from the CIA World FactBook:

  • An independent kingdom for much of its long history, Korea was occupied by Japan in 1905 following the Russo-Japanese War.  Five years later, Japan formally annexed the entire peninsula.
  • Following World War II, Korea was split with the northern half coming under Soviet-sponsored Communist domination.
  • After failing in the Korean War (1950-53) to conquer the US-backed Republic of Korea (ROK) in the southern portion by force, North Korea (DPRK), under its founder President Kim Il Sung, adopted a policy of ostensible diplomatic and economic “self-reliance” as a check against excessive Soviet or Communist Chinese influence.
  • The DPRK demonized the US as the ultimate threat to its social system through state-funded propaganda, and molded political, economic, and military policies around the core ideological objective of eventual unification of Korea under Pyongyang’s control.
  • Kim’s son, the current ruler Kim Jong Il, was officially designated as his father’s successor in 1980, assuming a growing political and managerial role until the elder Kim’s death in 1994.
  • After decades of economic mismanagement and resource misallocation, the DPRK since the mid-1990s has relied heavily on international aid to feed its population while continuing to expend resources to maintain an army of approximately 1 million.
  • North Korea’s history of regional military provocations, proliferation of military-related items, and long-range missile development – as well as its nuclear, chemical, and biological weapons programs and massive conventional armed forces – are of major concern to the international community.

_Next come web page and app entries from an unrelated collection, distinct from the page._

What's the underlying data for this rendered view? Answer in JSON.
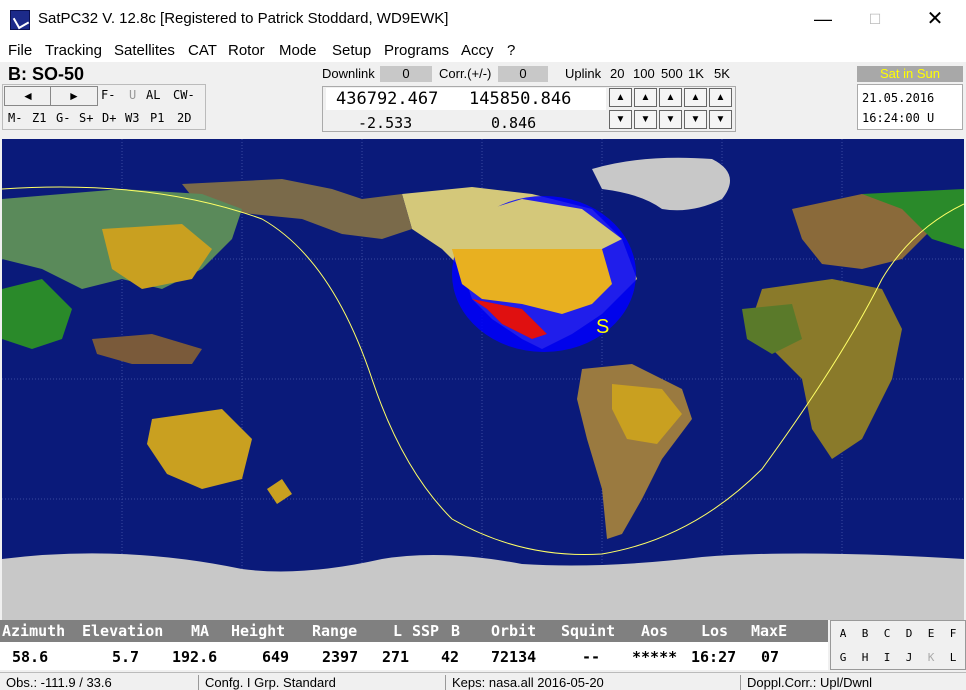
{
  "window": {
    "title": "SatPC32 V. 12.8c   [Registered to Patrick Stoddard, WD9EWK]",
    "minimize": "—",
    "maximize": "☐",
    "close": "✕"
  },
  "menu": [
    "File",
    "Tracking",
    "Satellites",
    "CAT",
    "Rotor",
    "Mode",
    "Setup",
    "Programs",
    "Accy",
    "?"
  ],
  "satellite": {
    "name": "B: SO-50"
  },
  "controls": {
    "prev": "◄",
    "next": "►",
    "opts_row1": [
      "F-",
      "U",
      "AL",
      "CW-"
    ],
    "opts_row2": [
      "M-",
      "Z1",
      "G-",
      "S+",
      "D+",
      "W3",
      "P1",
      "2D"
    ]
  },
  "freq": {
    "downlink_label": "Downlink",
    "downlink_corr": "0",
    "corr_label": "Corr.(+/-)",
    "corr_value": "0",
    "uplink_label": "Uplink",
    "steps": [
      "20",
      "100",
      "500",
      "1K",
      "5K"
    ],
    "downlink": "436792.467",
    "uplink": "145850.846",
    "downlink_doppler": "-2.533",
    "uplink_doppler": "0.846"
  },
  "status_badge": "Sat in Sun",
  "datetime": {
    "date": "21.05.2016",
    "time": "16:24:00 U"
  },
  "map": {
    "sat_marker": "S",
    "colors": {
      "ocean": "#0a1a7a",
      "footprint": "#0000ff",
      "track": "#ffff66"
    }
  },
  "data_headers": [
    "Azimuth",
    "Elevation",
    "MA",
    "Height",
    "Range",
    "L",
    "SSP",
    "B",
    "Orbit",
    "Squint",
    "Aos",
    "Los",
    "MaxE"
  ],
  "data_values": [
    "58.6",
    "5.7",
    "192.6",
    "649",
    "2397",
    "271",
    "42",
    "72134",
    "--",
    "*****",
    "16:27",
    "07"
  ],
  "letters_row1": [
    "A",
    "B",
    "C",
    "D",
    "E",
    "F"
  ],
  "letters_row2": [
    "G",
    "H",
    "I",
    "J",
    "K",
    "L"
  ],
  "statusbar": {
    "obs": "Obs.: -111.9 / 33.6",
    "config": "Confg. I  Grp. Standard",
    "keps": "Keps: nasa.all 2016-05-20",
    "doppler": "Doppl.Corr.: Upl/Dwnl"
  }
}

Resources

Go to worldatlas.com for a map of Asia.

Read more about North Korea and South Korea at CIA World FactBook. (NOTE: Both countries are listed under Korea.)